“For example, on the occasion of the 50th anniversary of the UPA (the Ukrainian Insurgent Army), the Ukrainian president’s office issued a special document to local authorities on how to mark the event, including instructions on ‘how to respond’ to claims of anti-Semitism in the organization and its denial. They presented a series of
examples of Jews’ participation in the organization, but all their examples were in fact false. Some were of Jewish doctors who were forcefully held by the UPA, and some were of people who never even existed. These examples were aimed at whitewashing the criminals who played a part in the Holocaust.”
Brainwashing the youth
Dolinsky clarifies that “the Jewish community has a unified stance on this issue against the glorification of murderers and collaborators of the Nazis who took part in the Holocaust.
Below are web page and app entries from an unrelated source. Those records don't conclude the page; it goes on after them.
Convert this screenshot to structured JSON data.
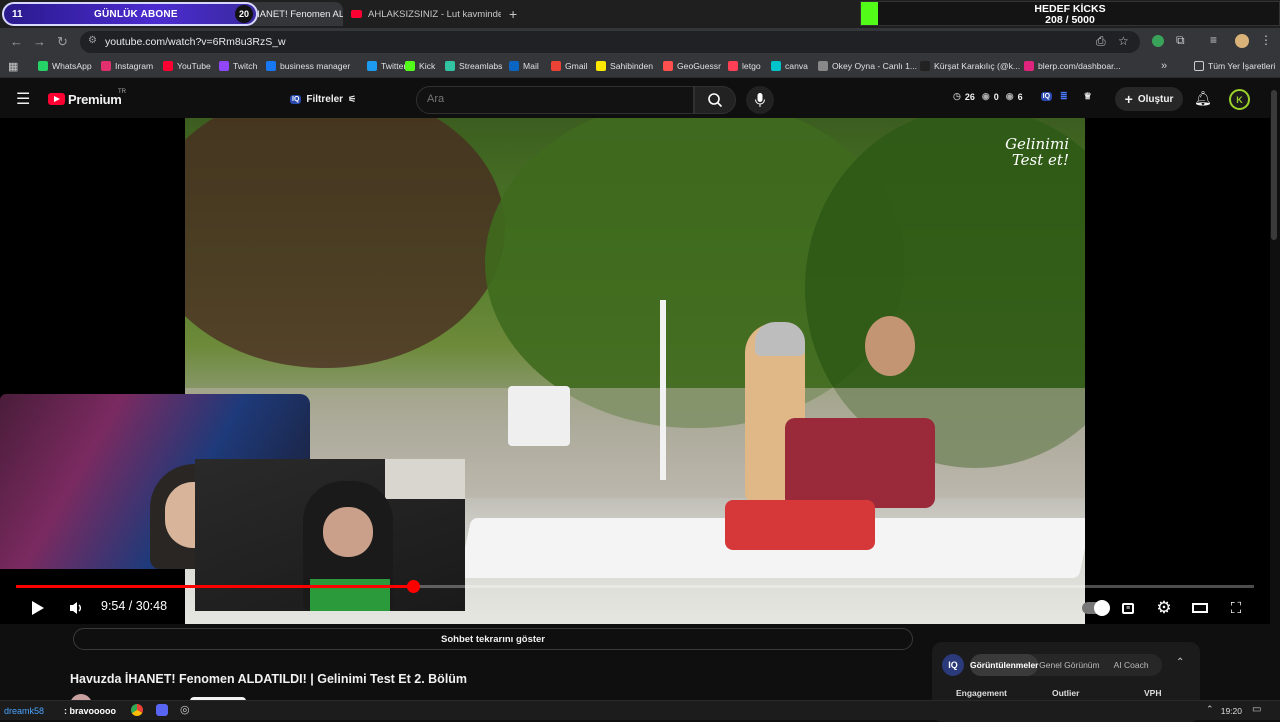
{
  "browser": {
    "tabs": [
      {
        "label": "Havuzda İHANET! Fenomen ALDATILDI!",
        "active": true
      },
      {
        "label": "AHLAKSIZSINIZ - Lut kavminde",
        "active": false
      }
    ],
    "new_tab": "+",
    "url": "youtube.com/watch?v=6Rm8u3RzS_w",
    "bookmarks": [
      {
        "label": "WhatsApp",
        "color": "#25d366"
      },
      {
        "label": "Instagram",
        "color": "#e1306c"
      },
      {
        "label": "YouTube",
        "color": "#ff0033"
      },
      {
        "label": "Twitch",
        "color": "#9146ff"
      },
      {
        "label": "business manager",
        "color": "#1877f2"
      },
      {
        "label": "Twitter",
        "color": "#1d9bf0"
      },
      {
        "label": "Kick",
        "color": "#53fc18"
      },
      {
        "label": "Streamlabs",
        "color": "#31c3a2"
      },
      {
        "label": "Mail",
        "color": "#0a66c2"
      },
      {
        "label": "Gmail",
        "color": "#ea4335"
      },
      {
        "label": "Sahibinden",
        "color": "#ffe800"
      },
      {
        "label": "GeoGuessr",
        "color": "#ff4f4f"
      },
      {
        "label": "letgo",
        "color": "#ff3f55"
      },
      {
        "label": "canva",
        "color": "#00c4cc"
      },
      {
        "label": "Okey Oyna - Canlı 1...",
        "color": "#888888"
      },
      {
        "label": "Kürşat Karakılıç (@k...",
        "color": "#222222"
      },
      {
        "label": "blerp.com/dashboar...",
        "color": "#e0237d"
      }
    ],
    "all_bookmarks": "Tüm Yer İşaretleri"
  },
  "overlay": {
    "sub_count": "11",
    "sub_label": "GÜNLÜK ABONE",
    "sub_goal": "20",
    "kick_title": "HEDEF KİCKS",
    "kick_value": "208 / 5000",
    "kick_fraction": 0.0416
  },
  "youtube": {
    "logo": "Premium",
    "region": "TR",
    "filters": "Filtreler",
    "search_placeholder": "Ara",
    "stats": [
      "26",
      "0",
      "6"
    ],
    "create": "Oluştur",
    "avatar": "K"
  },
  "player": {
    "current_time": "9:54",
    "duration": "30:48",
    "timecode": "9:54 / 30:48",
    "progress": 0.321,
    "watermark_line1": "Gelinimi",
    "watermark_line2": "Test et!"
  },
  "video": {
    "chat_replay": "Sohbet tekrarını göster",
    "title": "Havuzda İHANET! Fenomen ALDATILDI! | Gelinimi Test Et 2. Bölüm"
  },
  "vidiq": {
    "logo": "IQ",
    "tabs": [
      "Görüntülenmeler",
      "Genel Görünüm",
      "AI Coach"
    ],
    "columns": [
      "Engagement",
      "Outlier",
      "VPH"
    ]
  },
  "taskbar": {
    "user": "dreamk58",
    "message": ": bravooooo",
    "time": "19:20"
  }
}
I’m talking about the entire Jewish community and the Jewish organizations.
“Having said that, there are few Jewish activists who have an opposite opinion, but they only represent themselves.”
What are the chances of winning this battle against the falsification of history? “I think the pressure on Ukraine will increase both internationally and internally. The thing is that most of the country’s residents are related to millions of Ukrainians who fought against the Nazis in the Soviet army. These people are very unhappy with policy of glorifying that small group of the OUN-UPA, which was mainly active in western Ukraine and is now becoming the main historical agenda. There is a concern, however, that the damage has already been done and that the youth has been successfully brainwashed.” Dolinsky pins his hopes on the international pressure. “We can’t announce that we accept the European values, and at the same time declare people who collaborated with the Nazis as heroes, while completely denying those exact same values. Ukraine will have to make a choice: Either to become an enlightened European state or to sink into the mud of historical contradictions and nationalism.”